PROBLEM TO SOLVE — Supply the number of lines below containing "object", nothing else.

Component data from apps and pages
------------------------------------

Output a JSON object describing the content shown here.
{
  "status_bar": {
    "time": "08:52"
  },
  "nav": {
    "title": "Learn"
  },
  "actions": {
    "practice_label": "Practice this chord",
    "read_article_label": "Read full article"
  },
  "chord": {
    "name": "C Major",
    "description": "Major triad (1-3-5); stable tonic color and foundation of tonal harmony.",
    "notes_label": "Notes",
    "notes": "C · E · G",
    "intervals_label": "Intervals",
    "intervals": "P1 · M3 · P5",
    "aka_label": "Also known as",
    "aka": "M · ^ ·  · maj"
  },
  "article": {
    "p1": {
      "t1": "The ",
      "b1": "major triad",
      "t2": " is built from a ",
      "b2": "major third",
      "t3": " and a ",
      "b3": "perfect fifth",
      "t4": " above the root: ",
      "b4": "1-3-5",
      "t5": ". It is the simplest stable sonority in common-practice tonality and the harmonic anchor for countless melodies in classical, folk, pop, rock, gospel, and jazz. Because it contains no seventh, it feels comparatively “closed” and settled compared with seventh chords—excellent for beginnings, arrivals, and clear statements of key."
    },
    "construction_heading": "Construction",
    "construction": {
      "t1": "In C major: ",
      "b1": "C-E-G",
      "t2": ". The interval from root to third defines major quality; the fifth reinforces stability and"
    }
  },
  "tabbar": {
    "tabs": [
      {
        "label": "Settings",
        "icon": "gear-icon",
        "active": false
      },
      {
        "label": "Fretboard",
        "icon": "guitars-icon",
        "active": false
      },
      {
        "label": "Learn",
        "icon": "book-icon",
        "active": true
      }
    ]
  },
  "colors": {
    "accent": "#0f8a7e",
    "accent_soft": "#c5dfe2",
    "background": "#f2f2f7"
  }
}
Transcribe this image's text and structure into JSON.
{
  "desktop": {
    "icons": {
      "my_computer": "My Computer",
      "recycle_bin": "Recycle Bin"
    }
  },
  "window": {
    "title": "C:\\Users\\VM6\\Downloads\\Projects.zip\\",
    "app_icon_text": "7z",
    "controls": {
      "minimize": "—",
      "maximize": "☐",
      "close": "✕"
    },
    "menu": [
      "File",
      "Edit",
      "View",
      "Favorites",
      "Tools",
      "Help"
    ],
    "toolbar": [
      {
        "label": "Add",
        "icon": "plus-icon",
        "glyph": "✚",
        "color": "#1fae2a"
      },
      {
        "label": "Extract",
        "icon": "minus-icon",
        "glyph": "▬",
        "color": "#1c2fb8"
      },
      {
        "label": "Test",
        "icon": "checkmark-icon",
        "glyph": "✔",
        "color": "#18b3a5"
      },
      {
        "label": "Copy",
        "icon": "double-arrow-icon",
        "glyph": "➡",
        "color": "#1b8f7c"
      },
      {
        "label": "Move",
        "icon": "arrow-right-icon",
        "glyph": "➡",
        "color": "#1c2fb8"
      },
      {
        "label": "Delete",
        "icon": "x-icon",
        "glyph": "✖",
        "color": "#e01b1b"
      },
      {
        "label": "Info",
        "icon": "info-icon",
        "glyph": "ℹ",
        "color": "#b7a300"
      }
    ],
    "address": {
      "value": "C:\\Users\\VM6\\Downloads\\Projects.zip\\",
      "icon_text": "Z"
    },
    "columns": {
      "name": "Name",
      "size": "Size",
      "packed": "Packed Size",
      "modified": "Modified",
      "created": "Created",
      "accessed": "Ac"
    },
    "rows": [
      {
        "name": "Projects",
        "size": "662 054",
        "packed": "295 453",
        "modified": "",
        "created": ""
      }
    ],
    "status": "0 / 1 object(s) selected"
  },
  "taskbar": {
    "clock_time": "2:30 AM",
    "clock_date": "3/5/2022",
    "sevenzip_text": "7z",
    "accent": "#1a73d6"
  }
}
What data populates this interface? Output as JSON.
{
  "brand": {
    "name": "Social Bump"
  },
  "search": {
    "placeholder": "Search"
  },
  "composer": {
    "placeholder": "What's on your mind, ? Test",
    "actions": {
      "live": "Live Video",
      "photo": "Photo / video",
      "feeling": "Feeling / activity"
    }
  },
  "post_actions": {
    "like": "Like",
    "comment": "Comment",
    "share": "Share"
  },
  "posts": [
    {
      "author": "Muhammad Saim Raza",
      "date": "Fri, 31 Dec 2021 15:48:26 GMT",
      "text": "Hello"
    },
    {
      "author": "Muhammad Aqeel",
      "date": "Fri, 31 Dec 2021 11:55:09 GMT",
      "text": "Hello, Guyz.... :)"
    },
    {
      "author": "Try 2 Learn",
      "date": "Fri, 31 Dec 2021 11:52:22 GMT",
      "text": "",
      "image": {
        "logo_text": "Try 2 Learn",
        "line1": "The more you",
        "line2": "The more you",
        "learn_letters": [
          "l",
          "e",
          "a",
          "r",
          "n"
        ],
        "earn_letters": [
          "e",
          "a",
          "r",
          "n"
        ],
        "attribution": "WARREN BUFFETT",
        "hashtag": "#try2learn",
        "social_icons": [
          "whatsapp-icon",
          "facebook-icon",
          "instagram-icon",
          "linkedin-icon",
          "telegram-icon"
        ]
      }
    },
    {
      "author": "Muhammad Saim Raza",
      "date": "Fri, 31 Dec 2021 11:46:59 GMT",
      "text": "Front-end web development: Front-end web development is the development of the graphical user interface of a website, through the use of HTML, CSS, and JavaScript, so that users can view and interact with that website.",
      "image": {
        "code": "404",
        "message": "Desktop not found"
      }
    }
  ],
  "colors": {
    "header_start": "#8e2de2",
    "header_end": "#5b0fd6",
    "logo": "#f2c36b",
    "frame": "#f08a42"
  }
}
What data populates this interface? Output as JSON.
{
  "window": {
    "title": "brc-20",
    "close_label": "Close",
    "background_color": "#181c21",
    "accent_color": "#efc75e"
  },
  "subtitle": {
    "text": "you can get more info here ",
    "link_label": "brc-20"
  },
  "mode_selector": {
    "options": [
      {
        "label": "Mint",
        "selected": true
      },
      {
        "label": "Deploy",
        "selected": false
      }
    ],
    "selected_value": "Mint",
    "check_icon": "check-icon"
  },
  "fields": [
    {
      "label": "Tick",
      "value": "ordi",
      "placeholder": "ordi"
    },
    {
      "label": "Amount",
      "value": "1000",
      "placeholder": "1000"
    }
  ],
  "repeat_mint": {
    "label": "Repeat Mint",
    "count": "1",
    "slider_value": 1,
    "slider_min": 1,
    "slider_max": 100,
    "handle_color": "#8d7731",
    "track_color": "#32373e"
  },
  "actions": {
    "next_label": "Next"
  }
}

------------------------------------

RESULT OF THE TASK — 2